> [Task inputs]
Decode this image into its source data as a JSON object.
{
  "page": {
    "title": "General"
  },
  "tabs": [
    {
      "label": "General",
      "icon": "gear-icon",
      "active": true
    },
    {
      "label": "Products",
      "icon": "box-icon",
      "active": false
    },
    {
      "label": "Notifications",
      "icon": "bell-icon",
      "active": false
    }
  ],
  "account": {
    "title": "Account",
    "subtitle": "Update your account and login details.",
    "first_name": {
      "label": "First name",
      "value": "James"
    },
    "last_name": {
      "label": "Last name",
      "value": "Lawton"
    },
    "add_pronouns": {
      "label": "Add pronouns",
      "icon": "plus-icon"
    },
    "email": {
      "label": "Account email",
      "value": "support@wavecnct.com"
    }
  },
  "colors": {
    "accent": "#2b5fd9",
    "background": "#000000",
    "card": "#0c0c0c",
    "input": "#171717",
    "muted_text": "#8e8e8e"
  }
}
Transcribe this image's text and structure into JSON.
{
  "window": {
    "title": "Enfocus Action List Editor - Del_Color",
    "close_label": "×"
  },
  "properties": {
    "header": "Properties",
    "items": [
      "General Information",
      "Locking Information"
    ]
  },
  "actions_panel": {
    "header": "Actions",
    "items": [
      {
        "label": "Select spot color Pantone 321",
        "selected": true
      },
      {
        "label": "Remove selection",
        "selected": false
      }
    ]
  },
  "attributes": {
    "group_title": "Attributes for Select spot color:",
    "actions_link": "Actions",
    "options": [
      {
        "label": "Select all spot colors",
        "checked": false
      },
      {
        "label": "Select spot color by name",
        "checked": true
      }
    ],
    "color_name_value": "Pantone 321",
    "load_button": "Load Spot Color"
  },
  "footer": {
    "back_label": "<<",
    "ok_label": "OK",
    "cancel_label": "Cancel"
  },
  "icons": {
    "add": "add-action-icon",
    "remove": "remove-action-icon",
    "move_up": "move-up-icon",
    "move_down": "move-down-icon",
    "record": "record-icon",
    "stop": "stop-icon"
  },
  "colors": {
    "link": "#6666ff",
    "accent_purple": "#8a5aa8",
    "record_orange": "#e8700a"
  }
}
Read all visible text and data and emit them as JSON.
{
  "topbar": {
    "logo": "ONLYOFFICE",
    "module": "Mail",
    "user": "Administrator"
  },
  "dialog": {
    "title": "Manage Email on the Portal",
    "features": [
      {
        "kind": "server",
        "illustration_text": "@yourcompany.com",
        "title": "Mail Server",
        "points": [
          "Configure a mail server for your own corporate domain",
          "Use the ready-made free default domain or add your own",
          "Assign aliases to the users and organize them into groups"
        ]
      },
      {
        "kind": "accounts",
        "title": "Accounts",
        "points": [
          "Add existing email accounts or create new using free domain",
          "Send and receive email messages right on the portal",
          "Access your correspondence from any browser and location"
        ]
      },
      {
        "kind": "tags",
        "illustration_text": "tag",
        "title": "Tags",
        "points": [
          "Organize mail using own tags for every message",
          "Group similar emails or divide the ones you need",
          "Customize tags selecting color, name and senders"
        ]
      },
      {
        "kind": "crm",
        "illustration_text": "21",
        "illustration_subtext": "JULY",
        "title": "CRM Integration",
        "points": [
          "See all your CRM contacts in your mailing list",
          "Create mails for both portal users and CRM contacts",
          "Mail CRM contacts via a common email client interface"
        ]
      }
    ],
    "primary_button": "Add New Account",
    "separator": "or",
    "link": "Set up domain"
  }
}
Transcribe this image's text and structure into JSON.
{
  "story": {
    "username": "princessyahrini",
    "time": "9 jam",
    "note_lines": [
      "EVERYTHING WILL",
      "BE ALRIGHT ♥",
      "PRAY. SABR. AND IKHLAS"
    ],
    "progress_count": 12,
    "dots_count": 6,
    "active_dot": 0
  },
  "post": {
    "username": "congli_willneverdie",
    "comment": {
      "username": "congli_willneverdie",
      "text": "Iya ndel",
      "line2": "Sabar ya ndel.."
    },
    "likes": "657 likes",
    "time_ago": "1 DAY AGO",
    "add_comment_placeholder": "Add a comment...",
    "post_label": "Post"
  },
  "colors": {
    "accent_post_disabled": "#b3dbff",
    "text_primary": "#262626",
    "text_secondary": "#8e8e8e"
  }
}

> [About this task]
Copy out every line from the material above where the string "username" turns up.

> [Solved problem]
    "username": "princessyahrini",
    "username": "congli_willneverdie",
      "username": "congli_willneverdie",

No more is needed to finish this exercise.